* _YOUR ASSIGNMENT_: Set the listing down exactly; no pictures.

* _INFORMATION GIVEN_:
....
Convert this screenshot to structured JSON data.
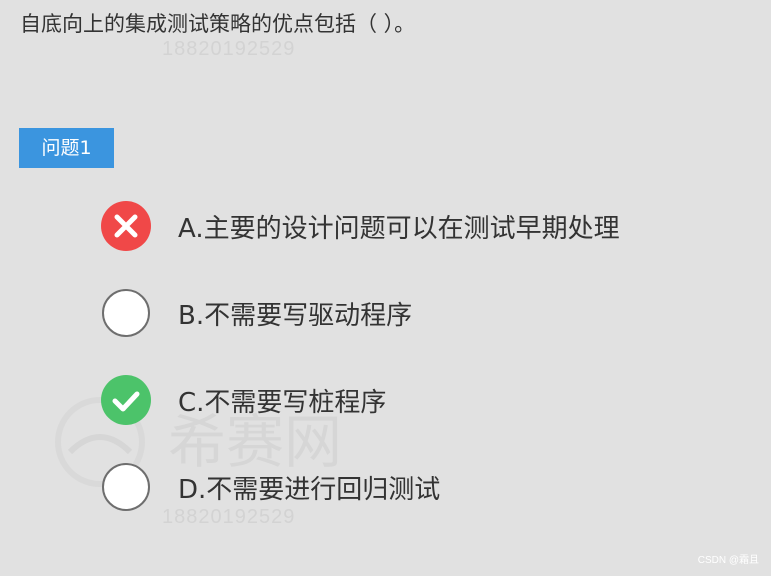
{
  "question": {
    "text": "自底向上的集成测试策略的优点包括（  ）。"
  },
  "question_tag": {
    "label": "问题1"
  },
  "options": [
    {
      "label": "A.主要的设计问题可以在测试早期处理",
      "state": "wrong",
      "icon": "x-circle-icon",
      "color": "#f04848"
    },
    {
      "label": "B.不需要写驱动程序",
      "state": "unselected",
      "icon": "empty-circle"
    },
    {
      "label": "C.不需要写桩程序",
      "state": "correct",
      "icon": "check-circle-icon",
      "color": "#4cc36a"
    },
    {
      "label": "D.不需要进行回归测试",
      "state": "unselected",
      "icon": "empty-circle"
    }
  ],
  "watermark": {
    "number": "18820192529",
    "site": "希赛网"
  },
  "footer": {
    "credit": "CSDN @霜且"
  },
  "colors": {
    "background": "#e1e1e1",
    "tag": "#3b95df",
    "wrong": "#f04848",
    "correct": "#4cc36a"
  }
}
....
* _EXERCISE RESPONSE_:
Convert this screenshot to structured JSON data.
{
  "question": {
    "text": "自底向上的集成测试策略的优点包括（  ）。"
  },
  "question_tag": {
    "label": "问题1"
  },
  "options": [
    {
      "label": "A.主要的设计问题可以在测试早期处理",
      "state": "wrong",
      "icon": "x-circle-icon",
      "color": "#f04848"
    },
    {
      "label": "B.不需要写驱动程序",
      "state": "unselected",
      "icon": "empty-circle"
    },
    {
      "label": "C.不需要写桩程序",
      "state": "correct",
      "icon": "check-circle-icon",
      "color": "#4cc36a"
    },
    {
      "label": "D.不需要进行回归测试",
      "state": "unselected",
      "icon": "empty-circle"
    }
  ],
  "watermark": {
    "number": "18820192529",
    "site": "希赛网"
  },
  "footer": {
    "credit": "CSDN @霜且"
  },
  "colors": {
    "background": "#e1e1e1",
    "tag": "#3b95df",
    "wrong": "#f04848",
    "correct": "#4cc36a"
  }
}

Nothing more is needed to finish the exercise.